> [TASK DETAILS] The answer must consist of every line below that holds the word "tokens".

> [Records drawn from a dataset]
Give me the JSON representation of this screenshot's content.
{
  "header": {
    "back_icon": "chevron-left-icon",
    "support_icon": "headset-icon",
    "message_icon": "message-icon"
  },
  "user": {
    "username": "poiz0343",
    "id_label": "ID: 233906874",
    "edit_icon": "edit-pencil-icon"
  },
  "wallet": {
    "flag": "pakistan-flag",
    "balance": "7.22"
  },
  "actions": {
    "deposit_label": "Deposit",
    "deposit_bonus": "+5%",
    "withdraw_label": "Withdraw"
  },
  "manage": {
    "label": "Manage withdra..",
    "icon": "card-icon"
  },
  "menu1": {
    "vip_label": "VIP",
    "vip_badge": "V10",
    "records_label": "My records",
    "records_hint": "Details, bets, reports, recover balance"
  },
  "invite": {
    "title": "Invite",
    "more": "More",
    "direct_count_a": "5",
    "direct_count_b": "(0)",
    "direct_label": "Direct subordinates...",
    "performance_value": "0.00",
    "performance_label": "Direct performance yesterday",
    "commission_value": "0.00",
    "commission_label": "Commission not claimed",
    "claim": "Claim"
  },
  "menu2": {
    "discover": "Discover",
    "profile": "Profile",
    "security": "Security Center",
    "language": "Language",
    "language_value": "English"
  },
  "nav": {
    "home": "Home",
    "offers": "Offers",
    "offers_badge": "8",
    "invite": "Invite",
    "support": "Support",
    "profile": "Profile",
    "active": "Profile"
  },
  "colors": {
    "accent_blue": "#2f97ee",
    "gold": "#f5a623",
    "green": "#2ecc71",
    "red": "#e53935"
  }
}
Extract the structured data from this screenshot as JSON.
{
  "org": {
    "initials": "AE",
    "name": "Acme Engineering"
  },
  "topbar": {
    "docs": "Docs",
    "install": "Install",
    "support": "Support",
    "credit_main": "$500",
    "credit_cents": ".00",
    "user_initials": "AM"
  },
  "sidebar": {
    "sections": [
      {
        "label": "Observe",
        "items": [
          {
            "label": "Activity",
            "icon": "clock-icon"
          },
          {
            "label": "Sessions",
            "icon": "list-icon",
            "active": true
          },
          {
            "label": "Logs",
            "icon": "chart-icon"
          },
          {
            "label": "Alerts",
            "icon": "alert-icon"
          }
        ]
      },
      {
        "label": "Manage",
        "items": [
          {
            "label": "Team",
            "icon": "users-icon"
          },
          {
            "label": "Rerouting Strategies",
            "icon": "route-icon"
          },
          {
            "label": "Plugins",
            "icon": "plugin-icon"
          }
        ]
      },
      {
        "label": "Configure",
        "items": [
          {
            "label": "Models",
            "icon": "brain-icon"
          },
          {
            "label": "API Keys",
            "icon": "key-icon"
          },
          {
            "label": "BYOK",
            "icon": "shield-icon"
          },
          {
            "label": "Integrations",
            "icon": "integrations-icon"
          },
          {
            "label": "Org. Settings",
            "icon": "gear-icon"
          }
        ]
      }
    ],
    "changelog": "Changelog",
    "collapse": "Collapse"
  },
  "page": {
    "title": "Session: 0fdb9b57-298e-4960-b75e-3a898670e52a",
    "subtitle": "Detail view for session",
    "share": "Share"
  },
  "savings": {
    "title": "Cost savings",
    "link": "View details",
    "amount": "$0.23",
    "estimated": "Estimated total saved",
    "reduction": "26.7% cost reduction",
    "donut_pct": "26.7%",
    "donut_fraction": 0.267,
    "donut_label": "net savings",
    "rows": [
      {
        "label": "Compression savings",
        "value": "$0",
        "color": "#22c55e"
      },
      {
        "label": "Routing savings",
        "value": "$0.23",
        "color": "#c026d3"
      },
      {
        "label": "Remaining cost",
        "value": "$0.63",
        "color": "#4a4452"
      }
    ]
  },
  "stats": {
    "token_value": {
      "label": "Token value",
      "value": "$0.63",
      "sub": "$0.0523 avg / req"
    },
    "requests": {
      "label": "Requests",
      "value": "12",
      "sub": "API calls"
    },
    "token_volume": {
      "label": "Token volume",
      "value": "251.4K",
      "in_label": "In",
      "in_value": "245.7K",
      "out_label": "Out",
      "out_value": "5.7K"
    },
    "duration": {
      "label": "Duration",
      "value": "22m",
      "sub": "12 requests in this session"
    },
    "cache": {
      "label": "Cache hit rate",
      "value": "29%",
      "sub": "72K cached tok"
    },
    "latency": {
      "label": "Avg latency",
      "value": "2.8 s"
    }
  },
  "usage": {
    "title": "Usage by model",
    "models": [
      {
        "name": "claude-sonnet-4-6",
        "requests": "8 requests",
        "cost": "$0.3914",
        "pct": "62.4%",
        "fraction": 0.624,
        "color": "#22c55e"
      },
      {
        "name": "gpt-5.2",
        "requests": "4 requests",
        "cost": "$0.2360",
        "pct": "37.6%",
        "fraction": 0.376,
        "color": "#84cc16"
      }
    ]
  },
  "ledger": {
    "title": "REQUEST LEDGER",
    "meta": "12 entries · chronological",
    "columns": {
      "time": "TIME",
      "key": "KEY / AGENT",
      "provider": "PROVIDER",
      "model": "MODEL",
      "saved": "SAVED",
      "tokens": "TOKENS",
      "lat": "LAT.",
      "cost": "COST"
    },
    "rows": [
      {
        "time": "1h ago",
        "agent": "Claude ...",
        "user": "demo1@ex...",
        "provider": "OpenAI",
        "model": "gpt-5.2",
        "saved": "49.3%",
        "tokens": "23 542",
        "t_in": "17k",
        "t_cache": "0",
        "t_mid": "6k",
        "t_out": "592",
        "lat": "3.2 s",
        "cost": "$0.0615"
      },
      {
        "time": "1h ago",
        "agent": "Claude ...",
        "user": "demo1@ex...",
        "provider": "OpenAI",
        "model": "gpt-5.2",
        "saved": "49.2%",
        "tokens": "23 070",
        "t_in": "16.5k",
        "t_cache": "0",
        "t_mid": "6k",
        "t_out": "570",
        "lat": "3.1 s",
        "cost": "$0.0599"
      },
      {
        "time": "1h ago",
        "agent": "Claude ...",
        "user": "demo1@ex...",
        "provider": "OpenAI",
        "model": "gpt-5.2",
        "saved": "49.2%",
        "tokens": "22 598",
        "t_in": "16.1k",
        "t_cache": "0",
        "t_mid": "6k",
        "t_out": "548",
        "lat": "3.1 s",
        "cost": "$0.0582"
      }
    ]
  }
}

> [FINISHED TASK]
      "tokens": "TOKENS",
        "tokens": "23 542",
        "tokens": "23 070",
        "tokens": "22 598",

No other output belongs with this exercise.